Females apprehended between 10.01 p.m. and midnight who had last drunk at an ETP hotel with active extended trading hours (ETP hotel after period) had significantly lower BALs than all other females apprehended during that time-period. Solving the MLR equation, the average BAL for females apprehended between 10.01 p.m. and midnight after drinking at an ETP hotel with late closing was 0.113 mg/ml. The mean BAL for drivers associated with non-ETP hotels during the after period was 0.137 mg/ml. In addition, mean BALs for impaired drivers during the before period were 0.133 mg/ml and 0.130 mg/ml for non-ETP and ETP hotels, respectively. Thus, among females apprehended between 10.01 p.m. and midnight, mean BALs associated with non-ETP hotels increased by about 3%, whereas BALs associated with ETP hotels decreased by about 14%.
Mean BALs associated with non-ETP hotels among males apprehended between 12.01 a.m. and 2.00 a.m. declined by about 9%, whereas mean BALs among drivers who last drank at an ETP hotel increased by about 1.5% over the study period.
This study has shown that extensions of hotel closing hours influence average BALs among some patrons and that the outcome varies by time of day, age and gender. Having last drunk at a hotel with active extended trading hours was associated with lower BALs among some female drivers (but not males)the effect specific to those apprehended between 10.01 p.m. and midnight (i.e. before closing time). However, it is unlikely that extended trading hours encouraged female drinkers to pace themselves, as these patrons actually departed at least 1 hour before closing time and therefore did not partake of the additional drinking hours on offer. In any case, the questions raised cannot be answered by these data and further investigation is required.
Chikritzhs T., Stockwell T. The impact of later trading hours for hotels on levels of impaired driver road crashes and driver breath alcohol levels. Addiction 2006; 101: 1254.
Chikritzhs T., Stockwell T., Masters L. Evaluation of the Public Health and Safety Impact of Extended Trading Permits for Perth Hotels and Night Clubs.

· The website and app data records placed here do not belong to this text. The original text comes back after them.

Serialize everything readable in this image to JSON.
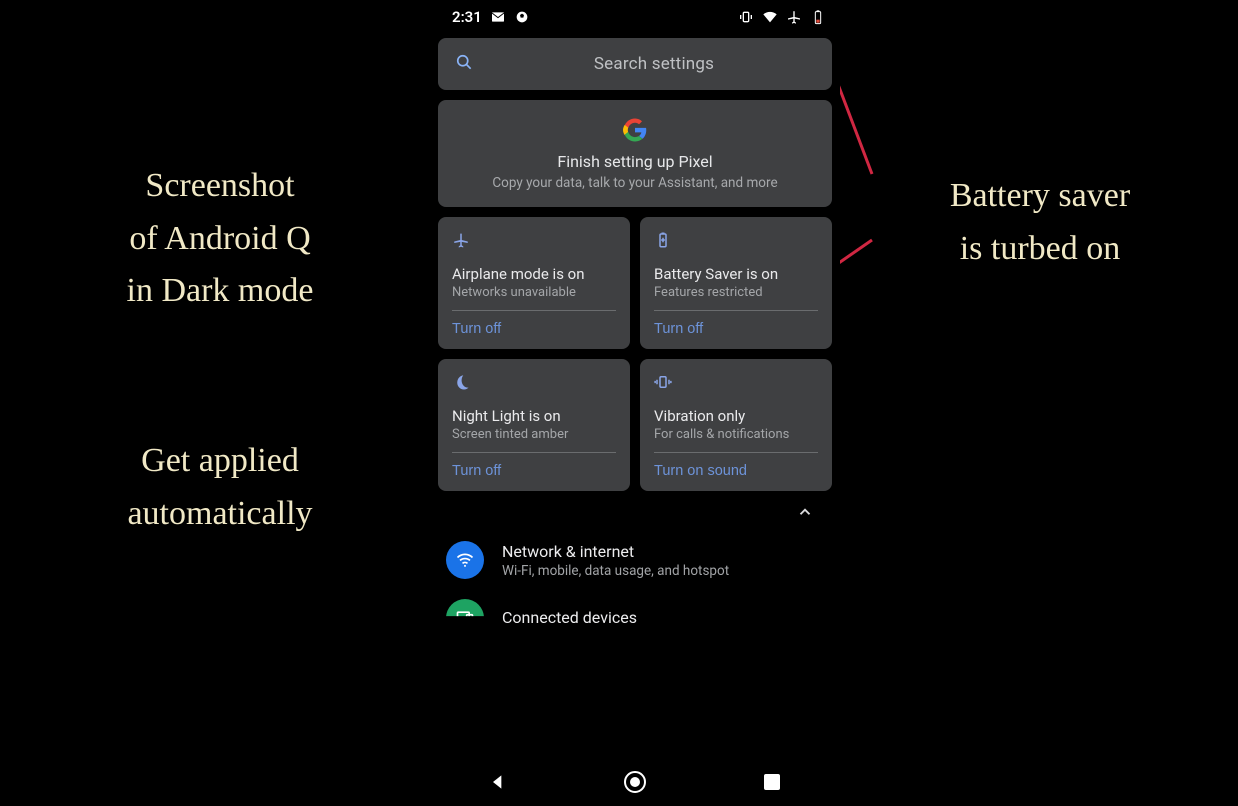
{
  "annotations": {
    "left_top_l1": "Screenshot",
    "left_top_l2": "of Android Q",
    "left_top_l3": "in Dark mode",
    "left_bottom_l1": "Get applied",
    "left_bottom_l2": "automatically",
    "right_l1": "Battery saver",
    "right_l2": "is turbed on"
  },
  "statusbar": {
    "time": "2:31"
  },
  "search": {
    "placeholder": "Search settings"
  },
  "setup": {
    "title": "Finish setting up Pixel",
    "subtitle": "Copy your data, talk to your Assistant, and more"
  },
  "tiles": [
    {
      "icon": "airplane",
      "title": "Airplane mode is on",
      "subtitle": "Networks unavailable",
      "action": "Turn off"
    },
    {
      "icon": "battery",
      "title": "Battery Saver is on",
      "subtitle": "Features restricted",
      "action": "Turn off"
    },
    {
      "icon": "moon",
      "title": "Night Light is on",
      "subtitle": "Screen tinted amber",
      "action": "Turn off"
    },
    {
      "icon": "vibrate",
      "title": "Vibration only",
      "subtitle": "For calls & notifications",
      "action": "Turn on sound"
    }
  ],
  "list": [
    {
      "icon": "wifi",
      "color": "blue",
      "title": "Network & internet",
      "subtitle": "Wi-Fi, mobile, data usage, and hotspot"
    },
    {
      "icon": "device",
      "color": "green",
      "title": "Connected devices",
      "subtitle": ""
    }
  ]
}
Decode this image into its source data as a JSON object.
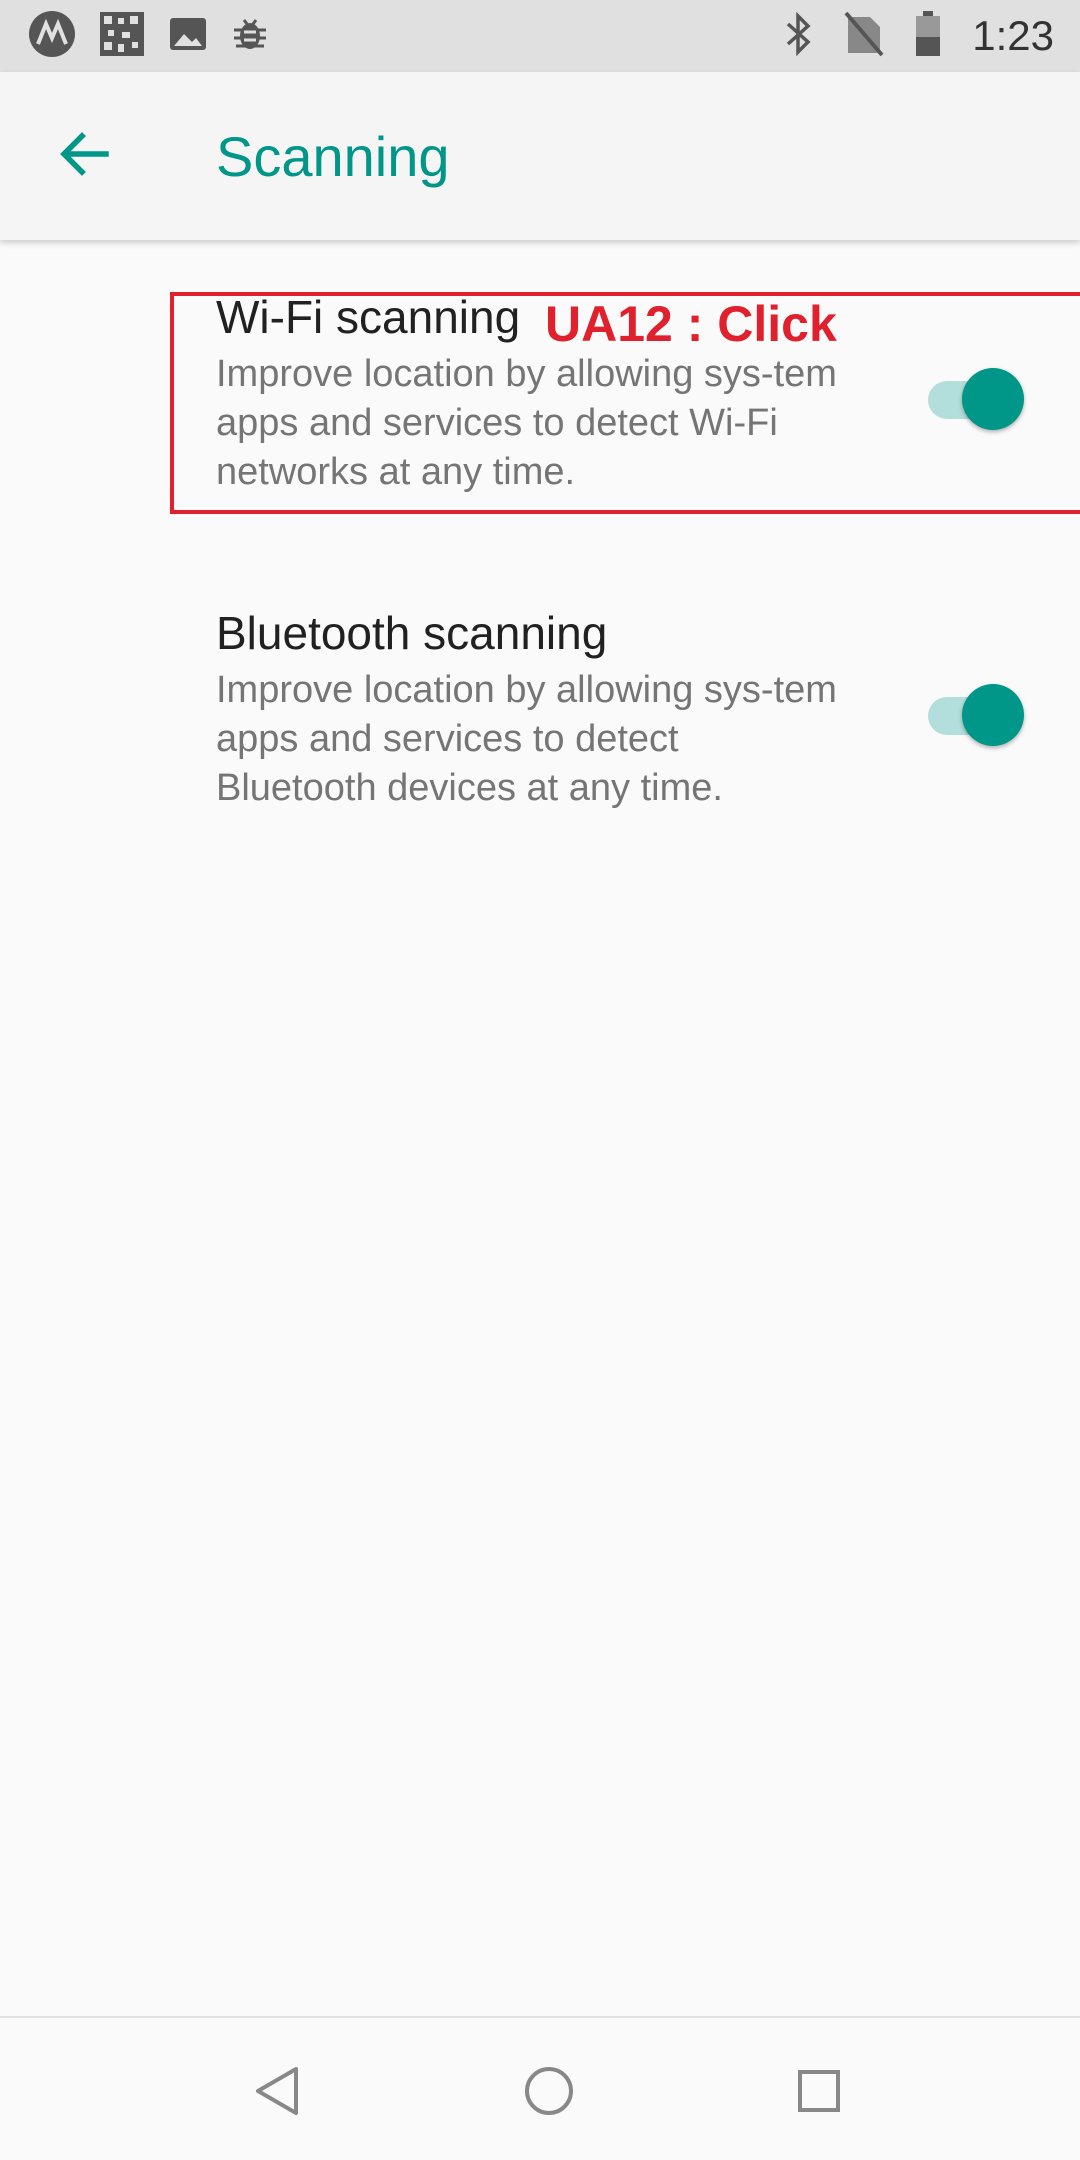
{
  "status_bar": {
    "left_icons": [
      "motorola-icon",
      "qr-icon",
      "image-icon",
      "bug-icon"
    ],
    "right_icons": [
      "bluetooth-icon",
      "no-sim-icon",
      "battery-icon"
    ],
    "time": "1:23"
  },
  "app_bar": {
    "title": "Scanning"
  },
  "preferences": [
    {
      "title": "Wi-Fi scanning",
      "summary": "Improve location by allowing sys-tem apps and services to detect Wi-Fi networks at any time.",
      "enabled": true
    },
    {
      "title": "Bluetooth scanning",
      "summary": "Improve location by allowing sys-tem apps and services to detect Bluetooth devices at any time.",
      "enabled": true
    }
  ],
  "annotation": {
    "label": "UA12 : Click",
    "color": "#e0202c"
  },
  "nav_bar": {
    "buttons": [
      "back-icon",
      "home-icon",
      "recents-icon"
    ]
  },
  "colors": {
    "accent": "#009688",
    "switch_track": "#b2dfdb"
  }
}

Technical Report. Perth: National Centre for Research into the Prevention of Drug Abuse, Curtin University of Technology; 1997.